(Component data from apps and pages)
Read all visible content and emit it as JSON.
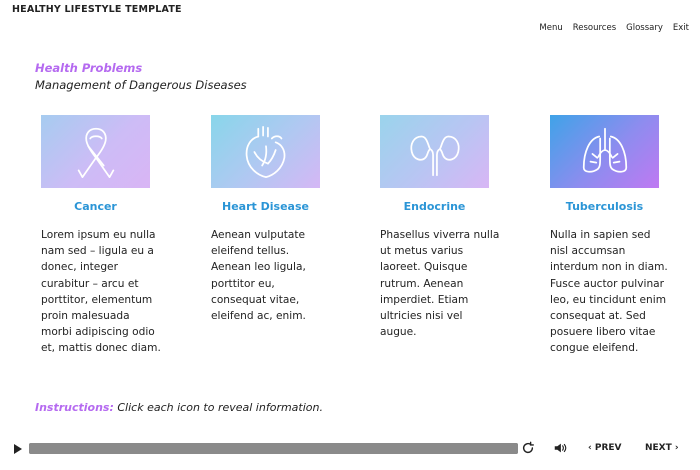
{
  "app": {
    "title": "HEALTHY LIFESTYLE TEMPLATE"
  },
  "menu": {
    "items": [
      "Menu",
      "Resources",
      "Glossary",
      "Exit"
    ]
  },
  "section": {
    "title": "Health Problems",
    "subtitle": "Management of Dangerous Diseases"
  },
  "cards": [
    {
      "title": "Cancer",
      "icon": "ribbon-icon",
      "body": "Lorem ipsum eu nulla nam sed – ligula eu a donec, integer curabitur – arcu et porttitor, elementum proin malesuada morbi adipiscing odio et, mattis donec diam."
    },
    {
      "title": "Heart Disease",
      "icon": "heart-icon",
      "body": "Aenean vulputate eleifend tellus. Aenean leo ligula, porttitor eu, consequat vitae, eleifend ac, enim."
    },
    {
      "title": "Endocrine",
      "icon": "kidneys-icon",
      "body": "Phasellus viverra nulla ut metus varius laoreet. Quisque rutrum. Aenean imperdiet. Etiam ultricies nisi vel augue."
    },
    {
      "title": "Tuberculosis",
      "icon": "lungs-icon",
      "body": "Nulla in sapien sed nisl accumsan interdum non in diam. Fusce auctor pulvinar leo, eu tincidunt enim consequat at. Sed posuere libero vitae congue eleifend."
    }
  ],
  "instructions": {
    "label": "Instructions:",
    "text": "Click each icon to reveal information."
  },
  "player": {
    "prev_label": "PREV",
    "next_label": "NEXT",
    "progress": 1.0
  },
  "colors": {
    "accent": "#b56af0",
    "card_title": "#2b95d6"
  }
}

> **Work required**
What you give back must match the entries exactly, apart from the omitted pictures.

> **Solution for this exercise**
Read all visible content and emit it as JSON.
{
  "app": {
    "title": "HEALTHY LIFESTYLE TEMPLATE"
  },
  "menu": {
    "items": [
      "Menu",
      "Resources",
      "Glossary",
      "Exit"
    ]
  },
  "section": {
    "title": "Health Problems",
    "subtitle": "Management of Dangerous Diseases"
  },
  "cards": [
    {
      "title": "Cancer",
      "icon": "ribbon-icon",
      "body": "Lorem ipsum eu nulla nam sed – ligula eu a donec, integer curabitur – arcu et porttitor, elementum proin malesuada morbi adipiscing odio et, mattis donec diam."
    },
    {
      "title": "Heart Disease",
      "icon": "heart-icon",
      "body": "Aenean vulputate eleifend tellus. Aenean leo ligula, porttitor eu, consequat vitae, eleifend ac, enim."
    },
    {
      "title": "Endocrine",
      "icon": "kidneys-icon",
      "body": "Phasellus viverra nulla ut metus varius laoreet. Quisque rutrum. Aenean imperdiet. Etiam ultricies nisi vel augue."
    },
    {
      "title": "Tuberculosis",
      "icon": "lungs-icon",
      "body": "Nulla in sapien sed nisl accumsan interdum non in diam. Fusce auctor pulvinar leo, eu tincidunt enim consequat at. Sed posuere libero vitae congue eleifend."
    }
  ],
  "instructions": {
    "label": "Instructions:",
    "text": "Click each icon to reveal information."
  },
  "player": {
    "prev_label": "PREV",
    "next_label": "NEXT",
    "progress": 1.0
  },
  "colors": {
    "accent": "#b56af0",
    "card_title": "#2b95d6"
  }
}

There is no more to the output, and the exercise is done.